● TASK TO CARRY OUT: Type out all the records word for word. Any pictures are to be left out.

- - -

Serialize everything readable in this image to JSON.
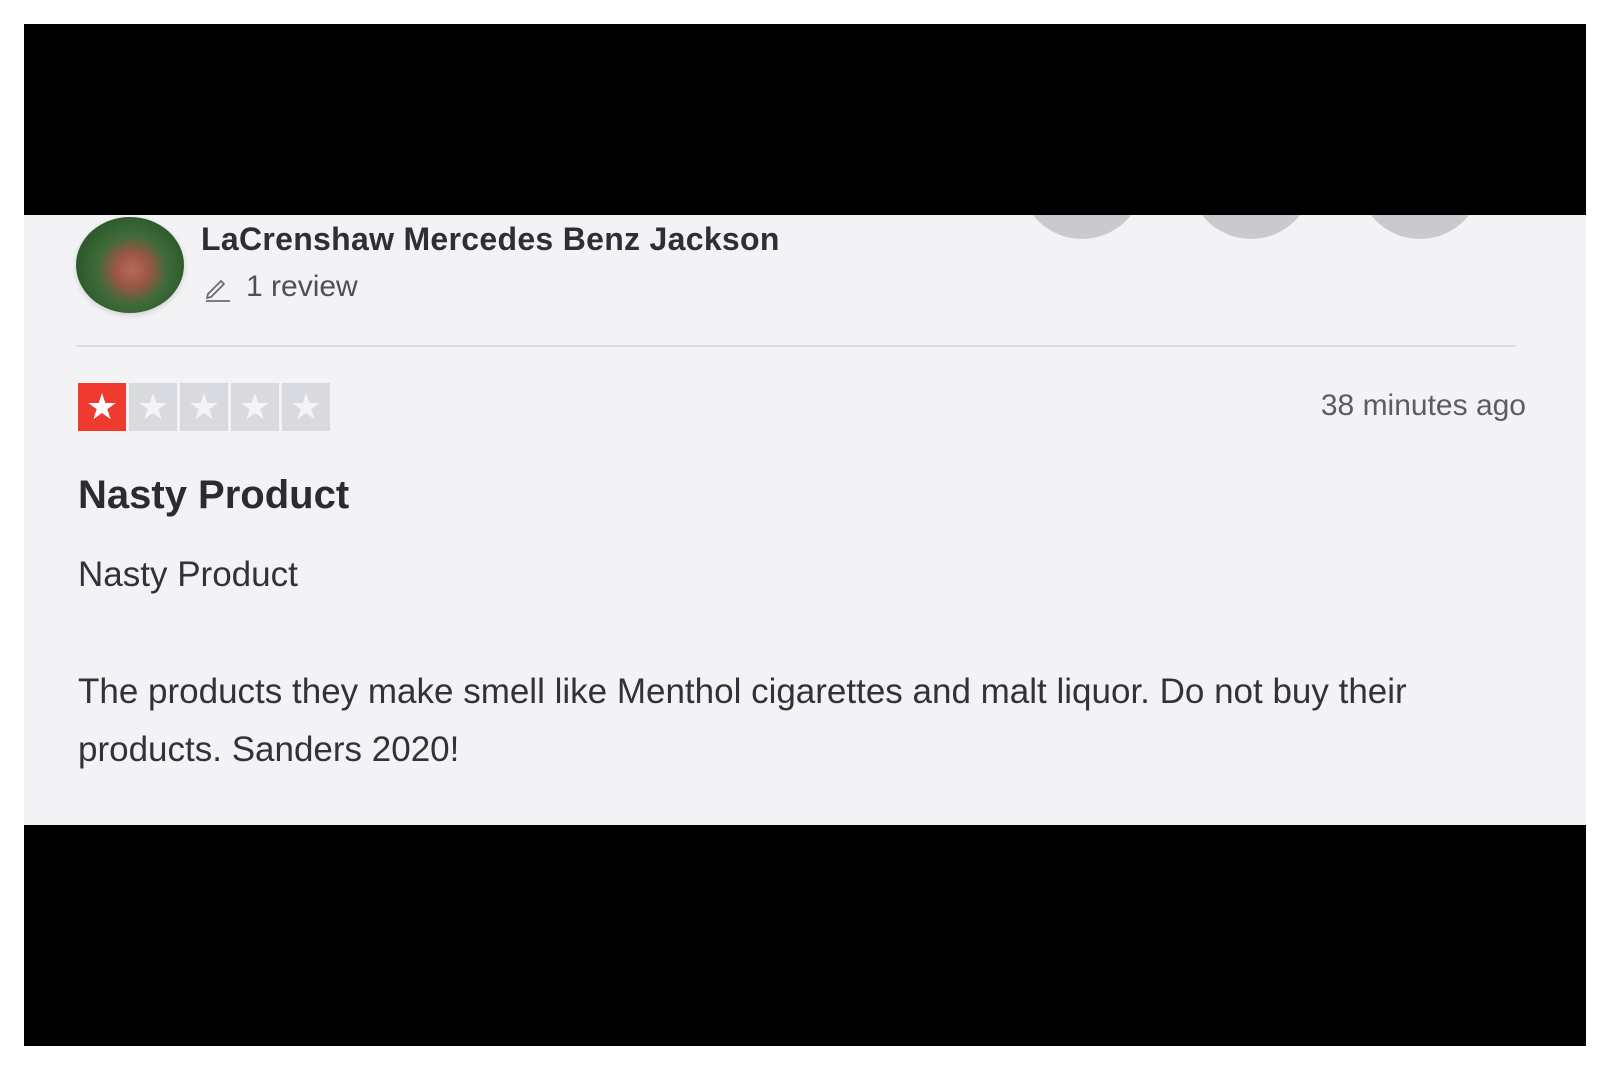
{
  "reviewer": {
    "name": "LaCrenshaw Mercedes Benz Jackson",
    "review_count": "1 review",
    "avatar_icon": "avatar-photo",
    "review_count_icon": "pencil-icon"
  },
  "review": {
    "rating": 1,
    "rating_max": 5,
    "timestamp": "38 minutes ago",
    "title": "Nasty Product",
    "subtitle": "Nasty Product",
    "body": "The products they make smell like Menthol cigarettes and malt liquor. Do not buy their products. Sanders 2020!"
  },
  "colors": {
    "star_filled": "#ee3a2f",
    "star_empty": "#d9d9e0",
    "card_background": "#f3f3f6",
    "frame_background": "#000000"
  }
}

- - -

● WRITTEN RESPONSE:
Serialize everything readable in this image to JSON.
{
  "reviewer": {
    "name": "LaCrenshaw Mercedes Benz Jackson",
    "review_count": "1 review",
    "avatar_icon": "avatar-photo",
    "review_count_icon": "pencil-icon"
  },
  "review": {
    "rating": 1,
    "rating_max": 5,
    "timestamp": "38 minutes ago",
    "title": "Nasty Product",
    "subtitle": "Nasty Product",
    "body": "The products they make smell like Menthol cigarettes and malt liquor. Do not buy their products. Sanders 2020!"
  },
  "colors": {
    "star_filled": "#ee3a2f",
    "star_empty": "#d9d9e0",
    "card_background": "#f3f3f6",
    "frame_background": "#000000"
  }
}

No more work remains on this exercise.